The goal of legal metrology is to ensure fair trade and to protect consumers. When the scale is used in trade or a legally controlled application, it must be set up, verified and sealed in accordance with local Weights & Measures regulations. For an assessment of test results and to apply a Pass/Fail criterion, legal norms such as OIML or Handbook 44 are referred to. These norms allow quite large tolerances, meaning that the risk to give away material is also quite high. You can avoid this by having an authorized service technician calibrating your scale, and by applying your own process tolerances. In a nutshell, you are not obliged by law to calibrate, but it is in your best interest to do so. Benefits of this approach are:
- You improve your weighing process, and are still compliant with requirements of legal metrology
- You will generate higher profits through less material give-away
7. Why is measurement uncertainty so important?
The tough reality is that a balance calibration without measurement uncertainty is meaningless. Measurement uncertainty is an integral part of any calibration; it is the quantified doubt about the result of a measurement. If not reported in the certificate, the calibration is incomplete.
Contributors to measurement uncertainty can come from the balance or scale itself, from the reference weight used to calibrate, from the environment, from the operator, and from other sources. The EURAMET cg-18 calibration guideline is the most widespread reference document that details the methodology of deriving the measurement uncertainty of non-automatic weighing instruments.
8. How do I ensure accurate weighing results?
Accurate results are the sum of several key service activities, and can be achieved in 3 simple steps. Routine testing, in addition to calibration, can sustainably improve the accuracy of a balance or scale. While calibration is performed by authorized service technicians, routine testing is executed by the instrument user. Routine testing also ensures early detection of potential balance non-conformance with weighing process requirements. If performed frequently enough, an out-of-tolerance status can be detected before any harm is done.
The following graphic shows installation and periodic balance calibration performed by an authorized technician. The user checks the balance on a more frequent basis.
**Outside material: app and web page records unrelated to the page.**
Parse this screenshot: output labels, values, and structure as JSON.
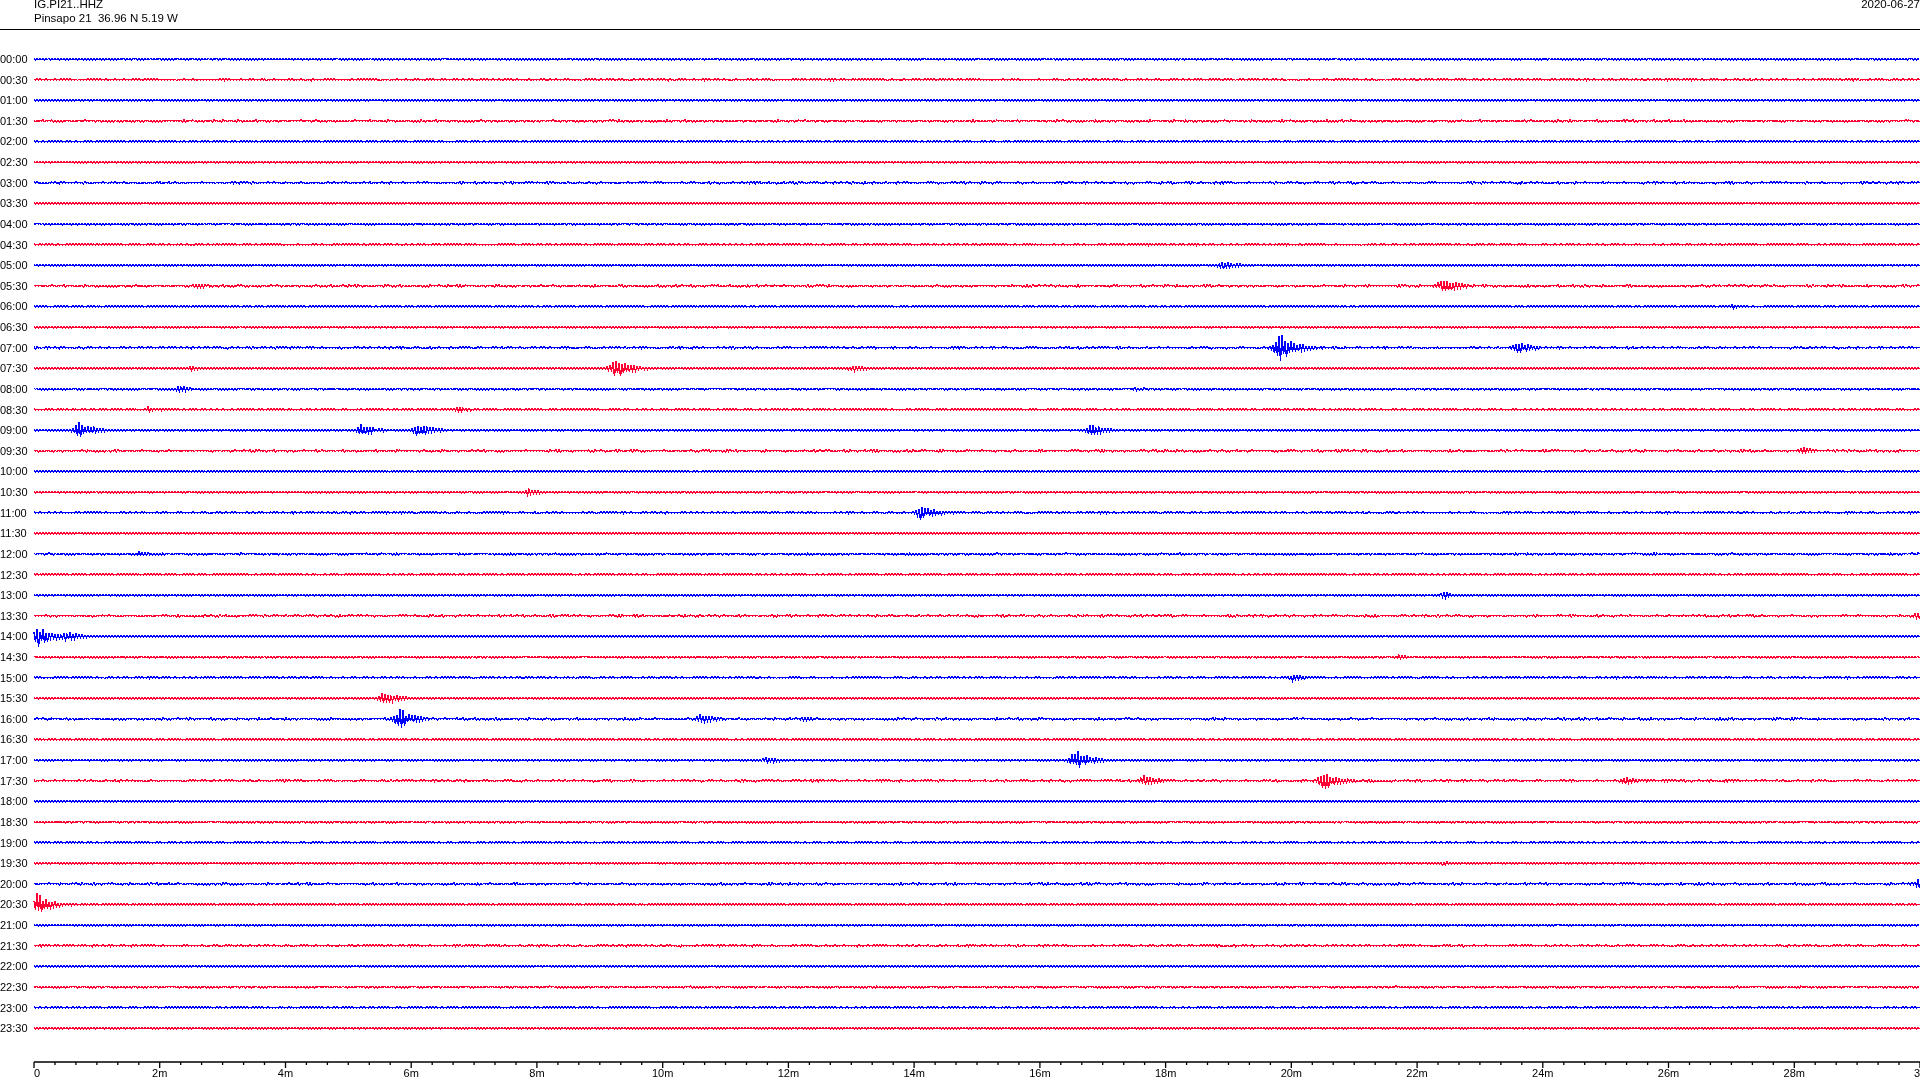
{
  "header": {
    "station_code": "IG.PI21..HHZ",
    "station_location": "Pinsapo 21  36.96 N 5.19 W",
    "date": "2020-06-27"
  },
  "rows": [
    {
      "time": "00:00",
      "color": "#0000ff"
    },
    {
      "time": "00:30",
      "color": "#ff0033"
    },
    {
      "time": "01:00",
      "color": "#0000ff"
    },
    {
      "time": "01:30",
      "color": "#ff0033"
    },
    {
      "time": "02:00",
      "color": "#0000ff"
    },
    {
      "time": "02:30",
      "color": "#ff0033"
    },
    {
      "time": "03:00",
      "color": "#0000ff"
    },
    {
      "time": "03:30",
      "color": "#ff0033"
    },
    {
      "time": "04:00",
      "color": "#0000ff"
    },
    {
      "time": "04:30",
      "color": "#ff0033"
    },
    {
      "time": "05:00",
      "color": "#0000ff"
    },
    {
      "time": "05:30",
      "color": "#ff0033"
    },
    {
      "time": "06:00",
      "color": "#0000ff"
    },
    {
      "time": "06:30",
      "color": "#ff0033"
    },
    {
      "time": "07:00",
      "color": "#0000ff"
    },
    {
      "time": "07:30",
      "color": "#ff0033"
    },
    {
      "time": "08:00",
      "color": "#0000ff"
    },
    {
      "time": "08:30",
      "color": "#ff0033"
    },
    {
      "time": "09:00",
      "color": "#0000ff"
    },
    {
      "time": "09:30",
      "color": "#ff0033"
    },
    {
      "time": "10:00",
      "color": "#0000ff"
    },
    {
      "time": "10:30",
      "color": "#ff0033"
    },
    {
      "time": "11:00",
      "color": "#0000ff"
    },
    {
      "time": "11:30",
      "color": "#ff0033"
    },
    {
      "time": "12:00",
      "color": "#0000ff"
    },
    {
      "time": "12:30",
      "color": "#ff0033"
    },
    {
      "time": "13:00",
      "color": "#0000ff"
    },
    {
      "time": "13:30",
      "color": "#ff0033"
    },
    {
      "time": "14:00",
      "color": "#0000ff"
    },
    {
      "time": "14:30",
      "color": "#ff0033"
    },
    {
      "time": "15:00",
      "color": "#0000ff"
    },
    {
      "time": "15:30",
      "color": "#ff0033"
    },
    {
      "time": "16:00",
      "color": "#0000ff"
    },
    {
      "time": "16:30",
      "color": "#ff0033"
    },
    {
      "time": "17:00",
      "color": "#0000ff"
    },
    {
      "time": "17:30",
      "color": "#ff0033"
    },
    {
      "time": "18:00",
      "color": "#0000ff"
    },
    {
      "time": "18:30",
      "color": "#ff0033"
    },
    {
      "time": "19:00",
      "color": "#0000ff"
    },
    {
      "time": "19:30",
      "color": "#ff0033"
    },
    {
      "time": "20:00",
      "color": "#0000ff"
    },
    {
      "time": "20:30",
      "color": "#ff0033"
    },
    {
      "time": "21:00",
      "color": "#0000ff"
    },
    {
      "time": "21:30",
      "color": "#ff0033"
    },
    {
      "time": "22:00",
      "color": "#0000ff"
    },
    {
      "time": "22:30",
      "color": "#ff0033"
    },
    {
      "time": "23:00",
      "color": "#0000ff"
    },
    {
      "time": "23:30",
      "color": "#ff0033"
    }
  ],
  "x_axis": {
    "tick_labels": [
      "0",
      "2m",
      "4m",
      "6m",
      "8m",
      "10m",
      "12m",
      "14m",
      "16m",
      "18m",
      "20m",
      "22m",
      "24m",
      "26m",
      "28m",
      "3"
    ]
  }
}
To get more information on how you can get consistent quality, achieve 100% compliance, and improve profits, download the infographic "Accurate Results in 3 Simple Steps".